■ Task brief:
Using the listing below, count the lines in which "Speed" appears; give the count alone.

Segment Start: Extracted information

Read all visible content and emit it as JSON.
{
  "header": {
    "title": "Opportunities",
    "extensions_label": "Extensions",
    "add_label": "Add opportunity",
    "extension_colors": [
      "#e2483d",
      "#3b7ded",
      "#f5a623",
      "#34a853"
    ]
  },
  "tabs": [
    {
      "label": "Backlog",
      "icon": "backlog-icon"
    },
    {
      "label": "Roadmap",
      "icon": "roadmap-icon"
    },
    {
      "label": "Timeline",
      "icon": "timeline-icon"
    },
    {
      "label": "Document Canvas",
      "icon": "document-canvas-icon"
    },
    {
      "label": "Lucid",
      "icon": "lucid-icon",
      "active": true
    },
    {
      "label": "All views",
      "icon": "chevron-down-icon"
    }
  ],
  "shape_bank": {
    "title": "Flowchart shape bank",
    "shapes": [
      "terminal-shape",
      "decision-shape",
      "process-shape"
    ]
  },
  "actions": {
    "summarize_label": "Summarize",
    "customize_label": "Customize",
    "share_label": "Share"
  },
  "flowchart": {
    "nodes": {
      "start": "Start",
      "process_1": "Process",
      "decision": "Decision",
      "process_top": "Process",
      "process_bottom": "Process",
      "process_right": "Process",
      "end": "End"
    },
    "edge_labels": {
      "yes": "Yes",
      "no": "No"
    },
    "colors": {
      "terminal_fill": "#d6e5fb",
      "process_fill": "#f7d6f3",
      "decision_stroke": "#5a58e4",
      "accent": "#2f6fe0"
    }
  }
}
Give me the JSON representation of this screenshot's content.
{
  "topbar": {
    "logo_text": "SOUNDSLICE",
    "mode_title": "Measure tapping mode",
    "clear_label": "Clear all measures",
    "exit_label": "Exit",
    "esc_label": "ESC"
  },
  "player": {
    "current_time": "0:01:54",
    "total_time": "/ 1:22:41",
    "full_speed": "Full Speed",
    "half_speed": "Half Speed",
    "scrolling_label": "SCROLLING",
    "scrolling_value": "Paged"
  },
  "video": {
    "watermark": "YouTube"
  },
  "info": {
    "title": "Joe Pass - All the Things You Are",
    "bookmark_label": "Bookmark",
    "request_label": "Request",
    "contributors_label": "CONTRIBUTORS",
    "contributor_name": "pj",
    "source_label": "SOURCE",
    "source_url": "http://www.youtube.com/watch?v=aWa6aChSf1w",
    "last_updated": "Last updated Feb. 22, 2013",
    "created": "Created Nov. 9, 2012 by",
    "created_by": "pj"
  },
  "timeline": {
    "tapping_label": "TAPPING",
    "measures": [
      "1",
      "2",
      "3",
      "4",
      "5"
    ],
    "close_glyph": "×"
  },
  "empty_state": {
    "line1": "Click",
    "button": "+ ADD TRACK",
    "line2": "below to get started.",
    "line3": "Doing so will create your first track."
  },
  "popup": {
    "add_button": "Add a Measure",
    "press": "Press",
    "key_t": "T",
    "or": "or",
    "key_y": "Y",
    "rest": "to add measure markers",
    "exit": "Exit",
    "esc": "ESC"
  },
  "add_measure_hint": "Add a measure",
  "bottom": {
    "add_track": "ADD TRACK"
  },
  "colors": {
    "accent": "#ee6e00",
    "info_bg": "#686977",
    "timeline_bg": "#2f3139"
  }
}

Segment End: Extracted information

■ Result for this task:
2